Mr Laxale’s casting vote was also used to water down a motion for council to formally refer the pair to the ICAC.
Rather, it “noted” a referral had already been made and said if the ICAC was to investigate, then council would fully co-operate.”
Ryde deputy mayor Simon Zhou with his supporters on Tuesday night.
Earlier this week, we learned that construction insolvencies are booming, according to ASIC:
Insolvencies in the $150bn residential and non-residential construction industry remain at a high level… insolvencies in the three months to September jumped 78 per cent in Victoria, 41 per cent in Queensland and 7 per cent in NSW.
This was a significant contributor to the 5 per cent increase in year-on-year national defaults to 2309 across all industries, with 22 per cent coming from construction.
Comparative figures for the past 12 months were 8232 insolvencies, of which 20 per cent was in construction.
Today we learn that property developers – both domestic and foreign – are being forced to sell:
“We’re definitely seeing an increase in mortgagee in possession come into the market,” [Capio Property Group chief executive Mark Bainey] said.
“Many high interest rate private loans taken out for sites that were purchased at the height of the boom are now starting to mature and lenders aren’t extending the loan terms… It’s a growing trend with the proliferation of non-bank lenders”…
“I think there will be more distressed assets coming into the market, particularly the vacant land,” [Ray White Commercial Western Sydney selling agent Peter Vines] said…
Mr Bainey said the distressed sales were mostly coming from small- to medium-sized local and Chinese developers.
This comes as developers are showering incentives on buyers amid rising vacancy levels as projects started during the height of the property bubble are completed, and as demand evaporates amid growing concerns of dodgy building standards, flammable cladding, as well as falling overseas buyer demand.
Sydney’s water storage levels are on track to be at their lowest in history by next year as authorities grapple with how to stave off the looming prospect of a Sydney “day zero’’ — the day we run dry.
The current decline in water reserves has been so swift that Greater Sydney’s combined water storage is set to be smaller than what was recorded in the millennial drought by late next year.

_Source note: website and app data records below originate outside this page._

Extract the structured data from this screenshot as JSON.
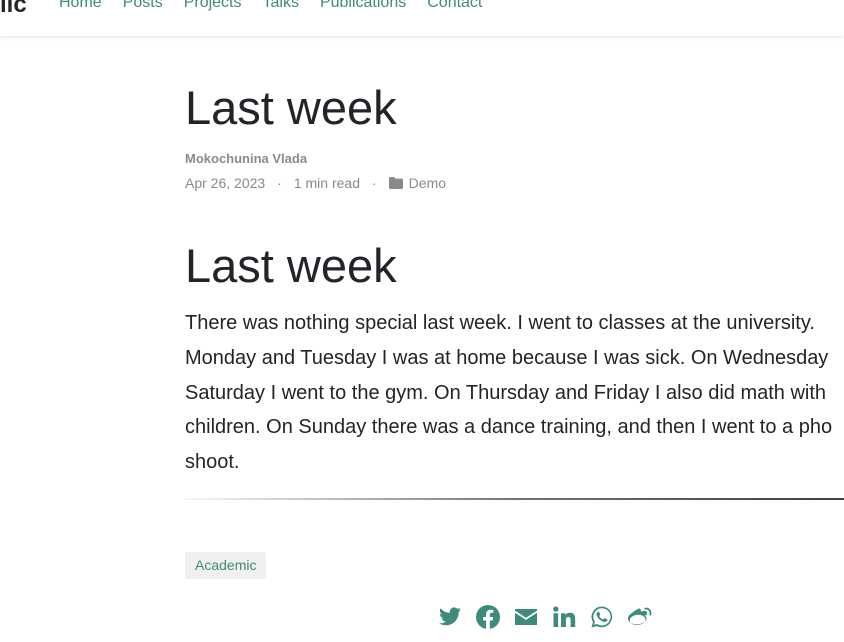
{
  "navbar": {
    "brand": "llc",
    "links": [
      "Home",
      "Posts",
      "Projects",
      "Talks",
      "Publications",
      "Contact"
    ]
  },
  "article": {
    "title": "Last week",
    "author": "Mokochunina Vlada",
    "date": "Apr 26, 2023",
    "separator": "·",
    "read_time": "1 min read",
    "category": "Demo",
    "heading": "Last week",
    "body_lines": [
      "There was nothing special last week. I went to classes at the university.",
      "Monday and Tuesday I was at home because I was sick. On Wednesday",
      "Saturday I went to the gym. On Thursday and Friday I also did math with",
      "children. On Sunday there was a dance training, and then I went to a pho",
      "shoot."
    ],
    "tag": "Academic"
  },
  "share_icons": [
    "twitter-icon",
    "facebook-icon",
    "envelope-icon",
    "linkedin-icon",
    "whatsapp-icon",
    "weibo-icon"
  ],
  "colors": {
    "accent": "#3f8a7b",
    "text": "#212529",
    "muted": "#8a8a8a",
    "tag_bg": "#f0f0f0"
  }
}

And it is understood that a planned expansion of the city’s desalination plant will only temporarily hasten the decline in water levels when the plant is forced offline for a month…
Current forecasts say Sydney has enough water to last only until May 2022.
Asked about the crisis, Water Minister Melinda Pavey said “Sydney is not immune to the drought” and added that the decline in water since August 2017 was the biggest drop in storage ever recorded. “NSW is in the worst drought on record, city and country,’’ she said.
“We all need to be doing our bit to conserve as much water as we can”…
Ms Pavey said Sydney faced “the biggest decline in water storage on record”.
The key difference between now and the 2006 water storage low is that Sydney’s population has grown by around one million people (~20%) over that period, which has dramatically increased water demand.
As we know, Sydney is the nation’s prime immigration gateway, importing an extra 77,100 people in 2017-18:
Sydney’s population is also projected by the ABS to balloon by 94,000 people a year for the next 48 years, effectively doubling the city’s population to 9.75 million people. And all of this growth will come from net overseas migration (NOM):
Even as droughts become more common and severe and evapotranspiration rates skyrocket:
Photo: Daily Telegraph: Sydney Desalination plant
A ballooning population alongside water-draining climate change is obviously a dangerous combination that will inevitably lead to chronic water shortages and the need to construct an entire battery of energy-hungry desalination plants up and down the coast.
This situation is made worse by the fact that most new migrants locate in Sydney’s West, which is farthest away from the ocean and makes desalination less viable (and more expensive).
This planning lunacy will mean Sydneysiders will die of thirst long before its population targets are met.